> [Task prompt]: Report every line of the data that includes "still".

> [Listed entries]:

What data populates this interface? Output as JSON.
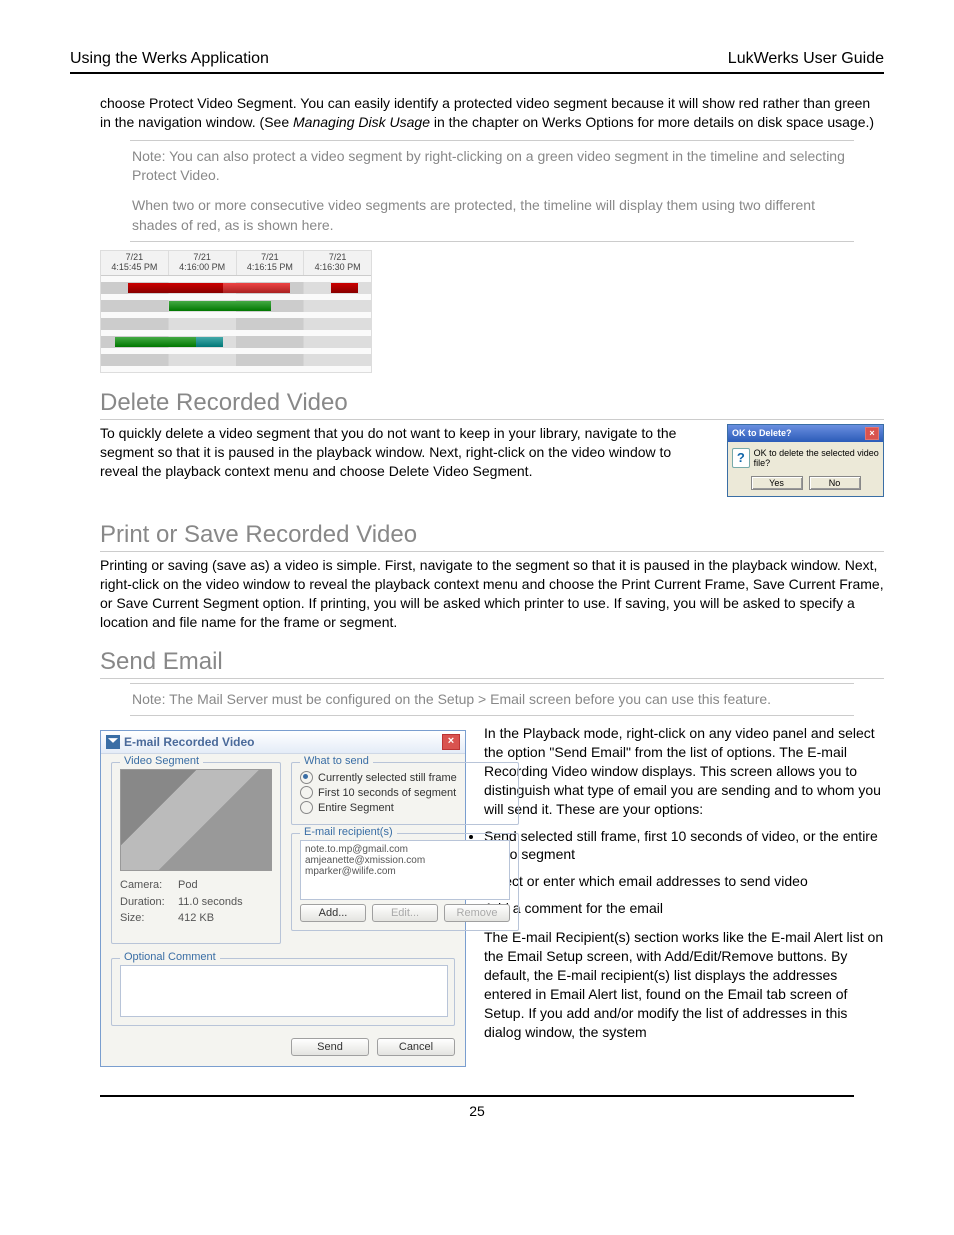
{
  "header": {
    "left": "Using the Werks Application",
    "right": "LukWerks User Guide"
  },
  "intro": {
    "p1a": "choose Protect Video Segment. You can easily identify a protected video segment because it will show red rather than green in the navigation window. (See ",
    "p1i": "Managing Disk Usage",
    "p1b": " in the chapter on Werks Options for more details on disk space usage.)"
  },
  "note1": {
    "p1": "Note: You can also protect a video segment by right-clicking on a green video segment in the timeline and selecting Protect Video.",
    "p2": "When two or more consecutive video segments are protected, the timeline will display them using two different shades of red, as is shown here."
  },
  "timeline": {
    "cols": [
      {
        "date": "7/21",
        "time": "4:15:45 PM"
      },
      {
        "date": "7/21",
        "time": "4:16:00 PM"
      },
      {
        "date": "7/21",
        "time": "4:16:15 PM"
      },
      {
        "date": "7/21",
        "time": "4:16:30 PM"
      }
    ]
  },
  "delete": {
    "heading": "Delete Recorded Video",
    "p1": "To quickly delete a video segment that you do not want to keep in your library, navigate to the segment so that it is paused in the playback window. Next, right-click on the video window to reveal the playback context menu and choose Delete Video Segment."
  },
  "dlg": {
    "title": "OK to Delete?",
    "msg": "OK to delete the selected video file?",
    "yes": "Yes",
    "no": "No"
  },
  "print": {
    "heading": "Print or Save Recorded Video",
    "p1": "Printing or saving (save as) a video is simple. First, navigate to the segment so that it is paused in the playback window. Next, right-click on the video window to reveal the playback context menu and choose the Print Current Frame, Save Current Frame, or Save Current Segment option. If printing, you will be asked which printer to use. If saving, you will be asked to specify a location and file name for the frame or segment."
  },
  "email": {
    "heading": "Send Email",
    "note": "Note:  The Mail Server must be configured on the Setup > Email screen before you can use this feature.",
    "p1": "In the Playback mode, right-click on any video panel and select the option \"Send Email\" from the list of options.   The E-mail Recording Video window displays.  This screen allows you to distinguish what type of email you are sending and to whom you will send it.  These are your options:",
    "bullets": [
      "Send selected still frame, first 10 seconds of video, or the entire video segment",
      "Select or enter which email addresses to send video",
      "Add a comment for the email"
    ],
    "p2": "The E-mail Recipient(s) section works like the E-mail Alert list on the Email Setup screen, with Add/Edit/Remove buttons.  By default, the E-mail recipient(s) list displays the addresses entered in Email Alert list, found on the Email tab screen of Setup.  If you add and/or modify the list of addresses in this dialog window, the system"
  },
  "emailwin": {
    "title": "E-mail Recorded Video",
    "grp_video": "Video Segment",
    "camera_k": "Camera:",
    "camera_v": "Pod",
    "duration_k": "Duration:",
    "duration_v": "11.0 seconds",
    "size_k": "Size:",
    "size_v": "412 KB",
    "grp_what": "What to send",
    "opt1": "Currently selected still frame",
    "opt2": "First 10 seconds of segment",
    "opt3": "Entire Segment",
    "grp_rec": "E-mail recipient(s)",
    "recipients": "note.to.mp@gmail.com\namjeanette@xmission.com\nmparker@wilife.com",
    "btn_add": "Add...",
    "btn_edit": "Edit...",
    "btn_remove": "Remove",
    "grp_comment": "Optional Comment",
    "btn_send": "Send",
    "btn_cancel": "Cancel"
  },
  "page_number": "25"
}
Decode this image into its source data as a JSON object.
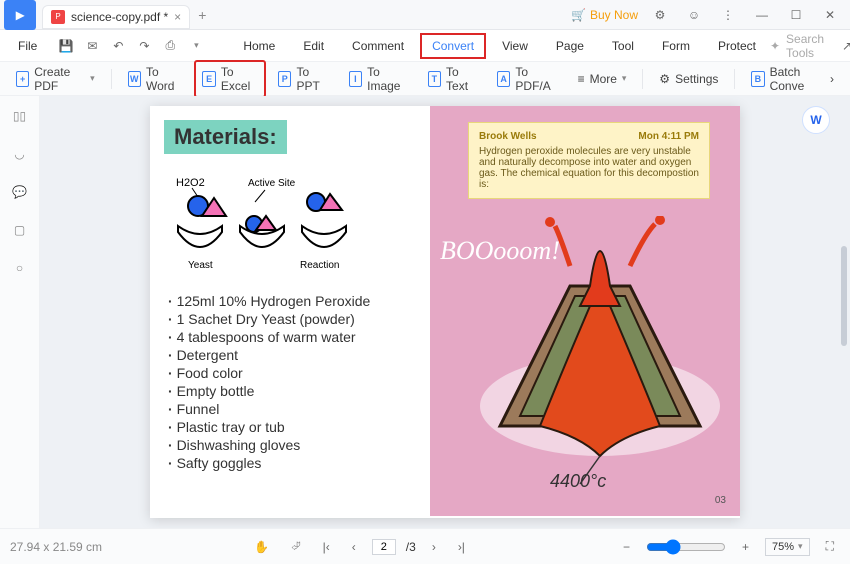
{
  "titlebar": {
    "filename": "science-copy.pdf *",
    "buy_now": "Buy Now"
  },
  "menubar": {
    "file": "File",
    "tabs": [
      "Home",
      "Edit",
      "Comment",
      "Convert",
      "View",
      "Page",
      "Tool",
      "Form",
      "Protect"
    ],
    "search_placeholder": "Search Tools"
  },
  "toolbar": {
    "create_pdf": "Create PDF",
    "to_word": "To Word",
    "to_excel": "To Excel",
    "to_ppt": "To PPT",
    "to_image": "To Image",
    "to_text": "To Text",
    "to_pdfa": "To PDF/A",
    "more": "More",
    "settings": "Settings",
    "batch_convert": "Batch Conve"
  },
  "document": {
    "materials_title": "Materials:",
    "diagram_labels": {
      "h2o2": "H2O2",
      "active_site": "Active Site",
      "yeast": "Yeast",
      "reaction": "Reaction"
    },
    "materials_list": [
      "125ml 10% Hydrogen Peroxide",
      "1 Sachet Dry Yeast (powder)",
      "4 tablespoons of warm water",
      "Detergent",
      "Food color",
      "Empty bottle",
      "Funnel",
      "Plastic tray or tub",
      "Dishwashing gloves",
      "Safty goggles"
    ],
    "note": {
      "author": "Brook Wells",
      "time": "Mon 4:11 PM",
      "body": "Hydrogen peroxide molecules are very unstable and naturally decompose into water and oxygen gas. The chemical equation for this decompostion is:"
    },
    "boom": "BOOooom!",
    "temperature": "4400°c",
    "page_label": "03"
  },
  "statusbar": {
    "dimensions": "27.94 x 21.59 cm",
    "page_current": "2",
    "page_total": "/3",
    "zoom": "75%"
  }
}
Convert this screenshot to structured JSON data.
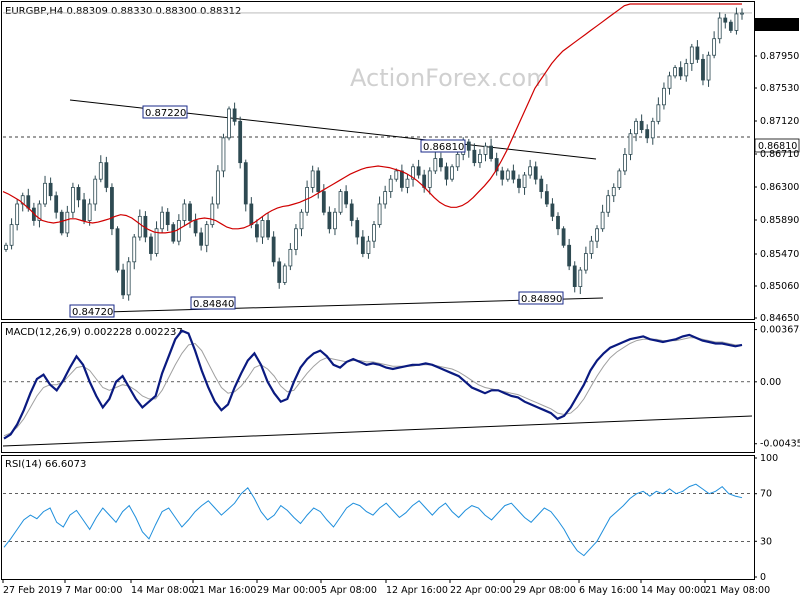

> [Written reply]:
      "Send selected still frame, first 10 seconds of video, or the entire video segment",
    "opt1": "Currently selected still frame",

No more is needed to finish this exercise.